* _HOW TO COMPLETE THIS TASK_
Would you write out the full listing exactly, without any pictures?
(Beginning of RECORDED INFORMATION)
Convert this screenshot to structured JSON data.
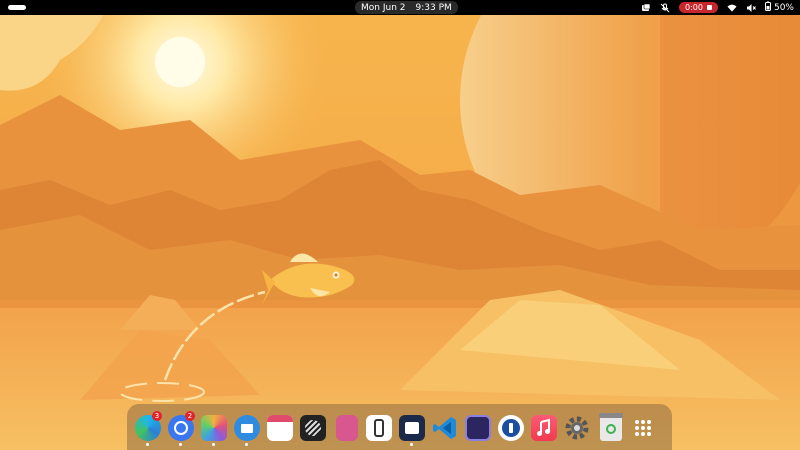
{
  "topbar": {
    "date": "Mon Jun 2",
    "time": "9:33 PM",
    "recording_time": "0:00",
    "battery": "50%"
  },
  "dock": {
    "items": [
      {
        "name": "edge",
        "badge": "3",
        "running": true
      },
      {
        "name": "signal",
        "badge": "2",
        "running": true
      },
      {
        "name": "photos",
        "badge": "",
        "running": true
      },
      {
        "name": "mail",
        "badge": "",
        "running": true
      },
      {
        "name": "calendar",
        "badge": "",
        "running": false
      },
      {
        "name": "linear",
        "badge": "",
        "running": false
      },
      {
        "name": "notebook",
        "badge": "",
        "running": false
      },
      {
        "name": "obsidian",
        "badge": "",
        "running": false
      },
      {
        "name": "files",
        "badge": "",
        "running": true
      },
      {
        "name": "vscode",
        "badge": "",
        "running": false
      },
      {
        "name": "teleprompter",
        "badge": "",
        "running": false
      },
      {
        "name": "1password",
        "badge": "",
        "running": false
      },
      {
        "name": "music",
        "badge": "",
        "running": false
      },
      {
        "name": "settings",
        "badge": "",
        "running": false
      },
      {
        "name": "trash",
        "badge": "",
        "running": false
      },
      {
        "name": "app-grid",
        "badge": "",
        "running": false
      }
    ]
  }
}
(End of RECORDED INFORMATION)
* _OUTPUT OF THE EXERCISE_
Convert this screenshot to structured JSON data.
{
  "topbar": {
    "date": "Mon Jun 2",
    "time": "9:33 PM",
    "recording_time": "0:00",
    "battery": "50%"
  },
  "dock": {
    "items": [
      {
        "name": "edge",
        "badge": "3",
        "running": true
      },
      {
        "name": "signal",
        "badge": "2",
        "running": true
      },
      {
        "name": "photos",
        "badge": "",
        "running": true
      },
      {
        "name": "mail",
        "badge": "",
        "running": true
      },
      {
        "name": "calendar",
        "badge": "",
        "running": false
      },
      {
        "name": "linear",
        "badge": "",
        "running": false
      },
      {
        "name": "notebook",
        "badge": "",
        "running": false
      },
      {
        "name": "obsidian",
        "badge": "",
        "running": false
      },
      {
        "name": "files",
        "badge": "",
        "running": true
      },
      {
        "name": "vscode",
        "badge": "",
        "running": false
      },
      {
        "name": "teleprompter",
        "badge": "",
        "running": false
      },
      {
        "name": "1password",
        "badge": "",
        "running": false
      },
      {
        "name": "music",
        "badge": "",
        "running": false
      },
      {
        "name": "settings",
        "badge": "",
        "running": false
      },
      {
        "name": "trash",
        "badge": "",
        "running": false
      },
      {
        "name": "app-grid",
        "badge": "",
        "running": false
      }
    ]
  }
}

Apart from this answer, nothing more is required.